4. Jude Bellingham, Real Madrid
Across the Spanish capital, there is a very different player defying Father Time. Bellingham simply should not be performing this well at such a young age with the brightest of lights on him. Sunday was his first match hold scoreless in a Real Madrid shirt. Each of his first four matches brought with them a goal, notably back-to-back late winners against Celta Vigo and Getafe. The Santiago Bernabeu, reopened for the latter of those games, already echoes to the cries of Hey Jude. The chest out, arms aloft celebration already seems destined to be replicated in playgrounds from Stourbridge to Segovia.
Already Carlo Ancelotti has placed Bellingham at the heart of his plans, the tip of a midfield diamond that requires the No.5 to push upfield when Rodrygo (No.11) and to a lesser extent Joselu (No.14) drift wide. When Madrid needed a goal against Getafe every midfielder exited the pitch except Bellingham, who repaid his manager’s trust in style. The 20-year-old seems to relish the big moments for club and country, just look at his wonderful performance during the international break where he notched a goal and an assist for England in a 3-1 win when they resumed football’s oldest rivalry with Scotland during the international break. Already the comparisons with Bryan Robson, Paul Gascoigne and Zinedine Zidane are emerging. Somehow, they don’t seem overblown. Bellingham is just that good.
Certainly he does not look like being fazed by the attention. By rights he should be broken by the demands that comes with holding the hopes of Europe’s most demanding fanbases at club and international level. Instead, he seems to relish them. “I want to try and win everything really, with Madrid, and with England,” he said after that Scotland match, “to have a year when I attack all competitions and try to end the season with a lot of trophies.”
If he is indeed the player he seems to be, one that lives for the biggest moments, then this could be a spectacular Champions League campaign indeed for Bellingham.
5. Karim Konate, Red Bull Salzburg
Reader, I’m going to let you in on a secret here, one to impress your friends at the Champions League-themed dinner parties you will doubtless be attending in the future. Should the topic turn to the next breakout star you may yet find yourself in a pickle and nobody wants to be made foolish when their Mykhailo Mudryk pick backfires. If you find yourself in this quandary, might I offer a word of advice? Just pick the latest young striker in the Red Bull Salzburg team.
Certainly it’s a tactic that has served me well even before joining CBS. Between Erling Haaland, Karim Adeyemi and now Benjamin Sesko it appears that the best way to establish yourself as one of Europe’s striking sensations is to don the white and red of the Austrian champions. And so we turn to Karim Konate, the 19 year old Ivorian who has already delivered seven goals and two assists in 754 minutes since arriving in Austria from ASEC Mimosas, one of the great talent factories of African football.

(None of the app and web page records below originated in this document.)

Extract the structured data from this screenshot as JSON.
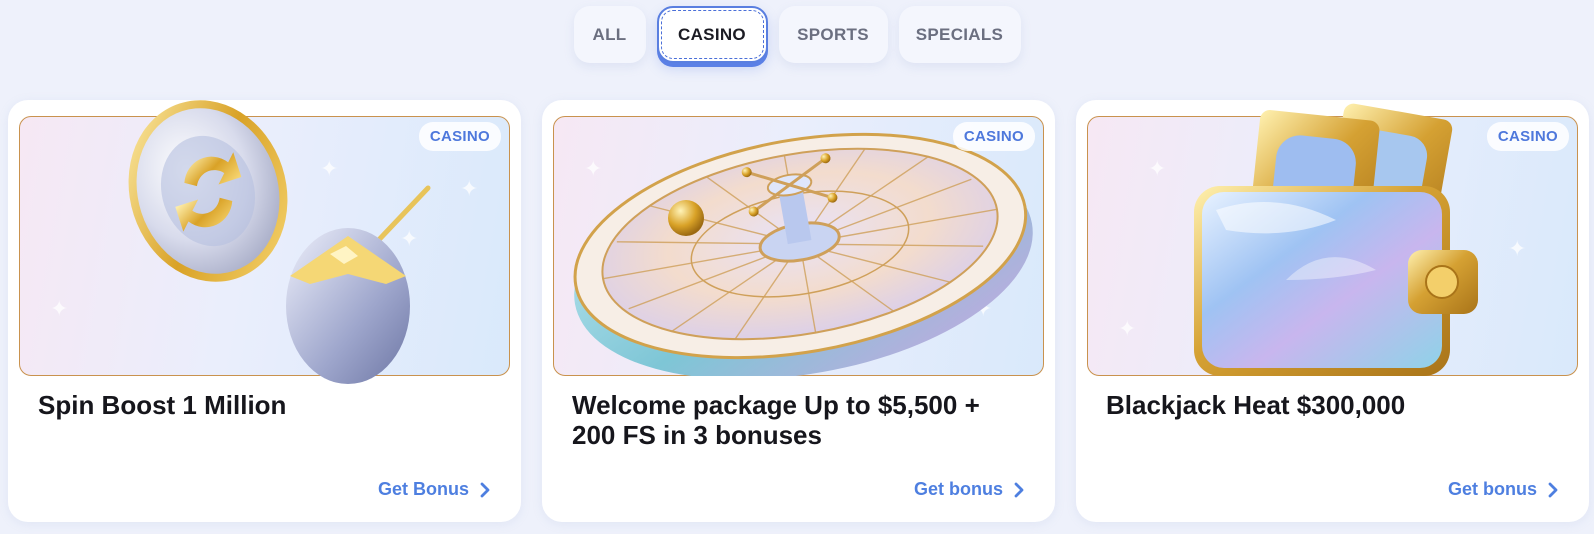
{
  "tabs": [
    {
      "label": "ALL",
      "active": false
    },
    {
      "label": "CASINO",
      "active": true
    },
    {
      "label": "SPORTS",
      "active": false
    },
    {
      "label": "SPECIALS",
      "active": false
    }
  ],
  "cards": [
    {
      "badge": "CASINO",
      "title": "Spin Boost 1 Million",
      "cta": "Get Bonus",
      "image_icon": "coin-and-coconut-icon"
    },
    {
      "badge": "CASINO",
      "title": "Welcome package Up to $5,500 + 200 FS in 3 bonuses",
      "cta": "Get bonus",
      "image_icon": "roulette-wheel-icon"
    },
    {
      "badge": "CASINO",
      "title": "Blackjack Heat $300,000",
      "cta": "Get bonus",
      "image_icon": "wallet-icon"
    }
  ],
  "colors": {
    "accent": "#4e7fe0",
    "badge_text": "#4e78dc",
    "banner_border": "#c9924e",
    "page_bg": "#eef1fb"
  }
}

These are extremely early days for Konate but in what few clips are available of him he showcases a tantalising mix of qualities, a player who finds space in the box but can accelerate into it on the counter, his magnificent clipped finish in a 3-0 win over WSG Tirol suggesting real composure for such a young player. That game saw him deliver two of the six goals he has through his first seven games of the season, and while it is hard to be sure how any play will translate Austrian Bundesliga form to the Champions League, the evidence of his predecessors suggests that Salzburg have a good eye for a forward who can make a major impact on the European stage.